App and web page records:
::::

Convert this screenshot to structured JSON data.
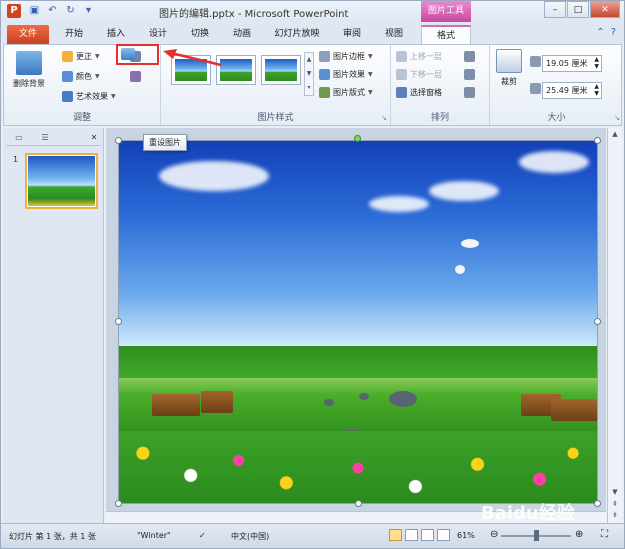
{
  "window": {
    "title": "图片的编辑.pptx - Microsoft PowerPoint",
    "context_tool": "图片工具",
    "app_icon": "P"
  },
  "tabs": [
    {
      "label": "文件"
    },
    {
      "label": "开始"
    },
    {
      "label": "插入"
    },
    {
      "label": "设计"
    },
    {
      "label": "切换"
    },
    {
      "label": "动画"
    },
    {
      "label": "幻灯片放映"
    },
    {
      "label": "审阅"
    },
    {
      "label": "视图"
    },
    {
      "label": "格式"
    }
  ],
  "ribbon": {
    "adjust": {
      "remove_bg": "删除背景",
      "corrections": "更正",
      "color": "颜色",
      "artistic": "艺术效果",
      "group_label": "调整"
    },
    "styles": {
      "border": "图片边框",
      "effects": "图片效果",
      "layout": "图片版式",
      "group_label": "图片样式"
    },
    "arrange": {
      "bring_forward": "上移一层",
      "send_backward": "下移一层",
      "selection_pane": "选择窗格",
      "group_label": "排列"
    },
    "size": {
      "crop": "裁剪",
      "height": "19.05 厘米",
      "width": "25.49 厘米",
      "group_label": "大小"
    }
  },
  "tooltip": "重设图片",
  "thumbnail": {
    "number": "1"
  },
  "status": {
    "slide_info": "幻灯片 第 1 张，共 1 张",
    "theme": "\"Winter\"",
    "language": "中文(中国)",
    "zoom": "61%"
  },
  "watermark": "Baidu经验",
  "colors": {
    "file_tab": "#c8431d",
    "context_tab": "#c8479f",
    "highlight": "#e53030"
  }
}
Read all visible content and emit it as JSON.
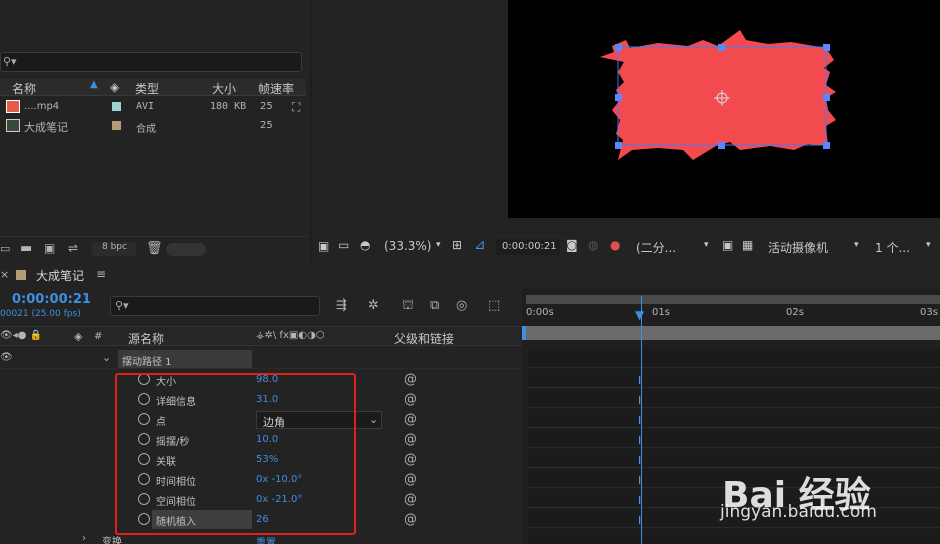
{
  "project": {
    "columns": {
      "name": "名称",
      "type": "类型",
      "size": "大小",
      "framerate": "帧速率"
    },
    "items": [
      {
        "name": "....mp4",
        "type": "AVI",
        "size": "180 KB",
        "framerate": "25",
        "label_color": "#9fd1d1"
      },
      {
        "name": "大成笔记",
        "type": "合成",
        "size": "",
        "framerate": "25",
        "label_color": "#b39b77"
      }
    ],
    "bpc": "8 bpc"
  },
  "viewer": {
    "zoom": "(33.3%)",
    "timecode": "0:00:00:21",
    "resolution": "(二分...",
    "camera": "活动摄像机",
    "views": "1 个...",
    "shape_color": "#f24a4f"
  },
  "timeline": {
    "comp_name": "大成笔记",
    "timecode": "0:00:00:21",
    "frame_info": "00021 (25.00 fps)",
    "source_name_header": "源名称",
    "parent_header": "父级和链接",
    "effect_name": "摆动路径 1",
    "ruler": [
      "0:00s",
      "01s",
      "02s",
      "03s"
    ],
    "properties": [
      {
        "name": "大小",
        "value": "98.0"
      },
      {
        "name": "详细信息",
        "value": "31.0"
      },
      {
        "name": "点",
        "value": "边角"
      },
      {
        "name": "摇摆/秒",
        "value": "10.0"
      },
      {
        "name": "关联",
        "value": "53%"
      },
      {
        "name": "时间相位",
        "value": "0x -10.0°"
      },
      {
        "name": "空间相位",
        "value": "0x -21.0°"
      },
      {
        "name": "随机植入",
        "value": "26"
      }
    ],
    "transform_label": "变换",
    "transform_value": "重置"
  },
  "watermark": {
    "brand": "Bai 经验",
    "url": "jingyan.baidu.com"
  }
}
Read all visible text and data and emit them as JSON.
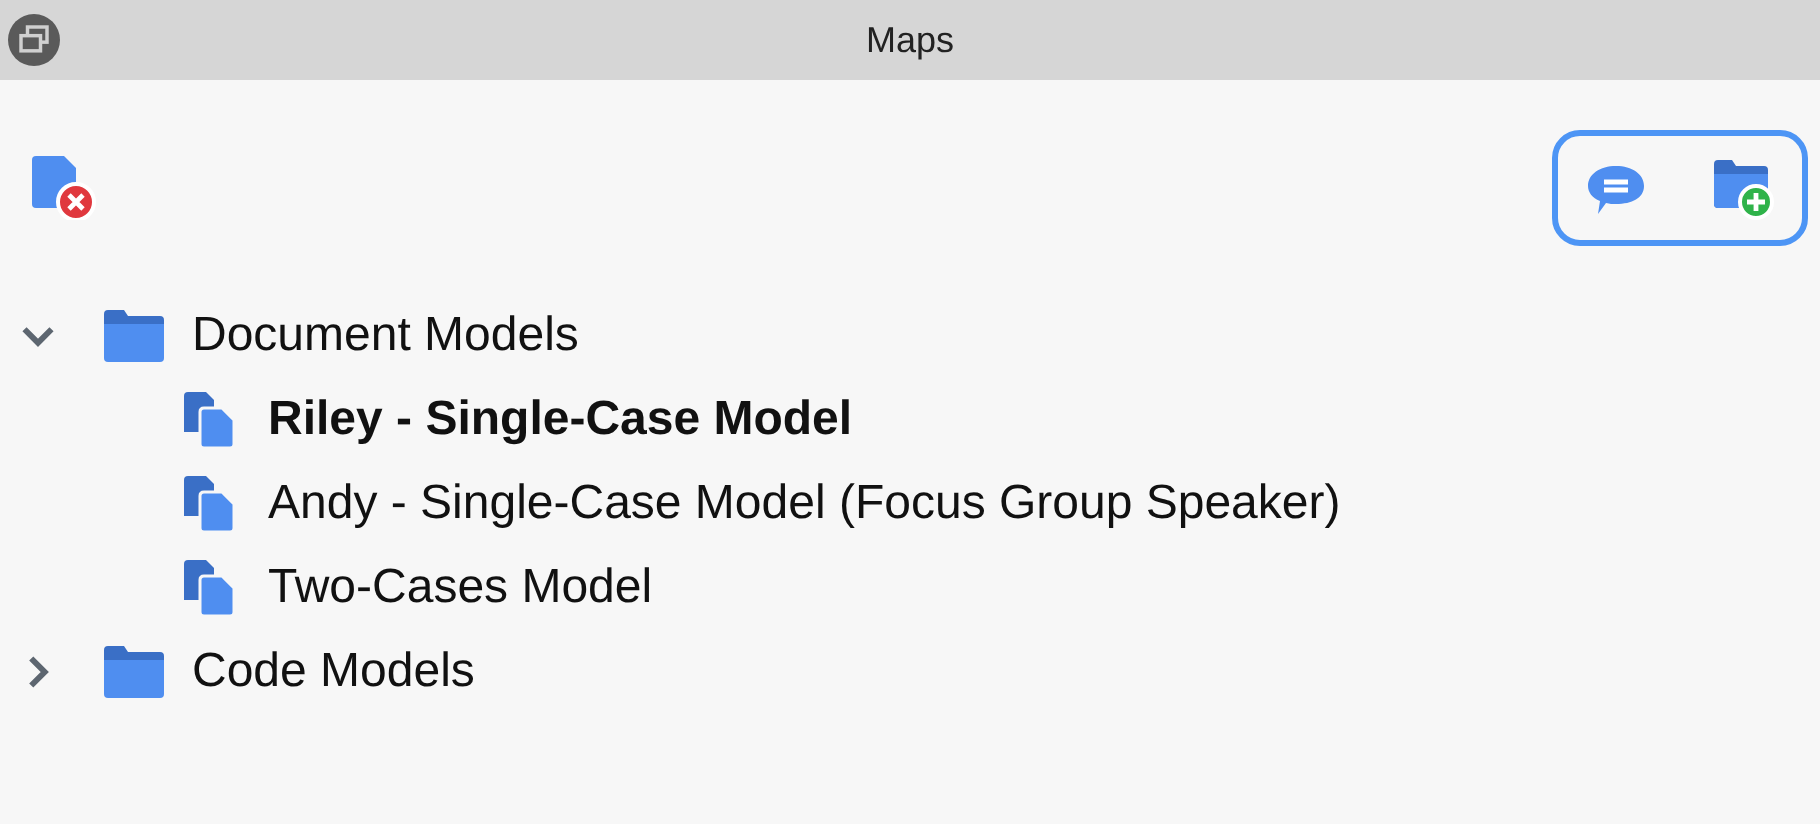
{
  "window": {
    "title": "Maps"
  },
  "toolbar": {
    "focused": true
  },
  "tree": [
    {
      "label": "Document Models",
      "expanded": true,
      "children": [
        {
          "label": "Riley - Single-Case Model",
          "selected": true
        },
        {
          "label": "Andy - Single-Case Model (Focus Group Speaker)",
          "selected": false
        },
        {
          "label": "Two-Cases Model",
          "selected": false
        }
      ]
    },
    {
      "label": "Code Models",
      "expanded": false
    }
  ]
}
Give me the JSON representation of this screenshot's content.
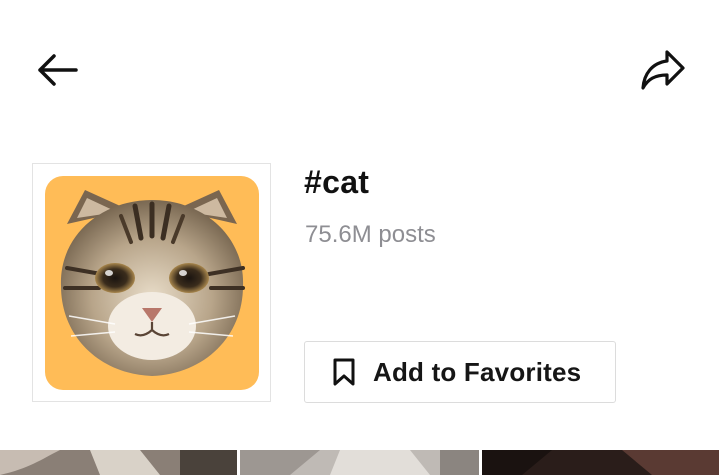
{
  "header": {
    "back_icon": "arrow-left-icon",
    "share_icon": "share-arrow-icon"
  },
  "hashtag": {
    "title": "#cat",
    "posts_count": "75.6M posts",
    "thumbnail": "cat-face-image",
    "thumbnail_bg": "#FFBC57"
  },
  "favorites": {
    "label": "Add to Favorites",
    "icon": "bookmark-icon"
  },
  "video_grid": {
    "items": [
      {
        "thumbnail": "video-thumbnail-1"
      },
      {
        "thumbnail": "video-thumbnail-2"
      },
      {
        "thumbnail": "video-thumbnail-3"
      }
    ]
  }
}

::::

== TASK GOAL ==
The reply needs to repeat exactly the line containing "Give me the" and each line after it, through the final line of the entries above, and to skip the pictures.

== THE COMPLETED TASK ==
Give me the JSON representation of this screenshot's content.
{
  "header": {
    "back_icon": "arrow-left-icon",
    "share_icon": "share-arrow-icon"
  },
  "hashtag": {
    "title": "#cat",
    "posts_count": "75.6M posts",
    "thumbnail": "cat-face-image",
    "thumbnail_bg": "#FFBC57"
  },
  "favorites": {
    "label": "Add to Favorites",
    "icon": "bookmark-icon"
  },
  "video_grid": {
    "items": [
      {
        "thumbnail": "video-thumbnail-1"
      },
      {
        "thumbnail": "video-thumbnail-2"
      },
      {
        "thumbnail": "video-thumbnail-3"
      }
    ]
  }
}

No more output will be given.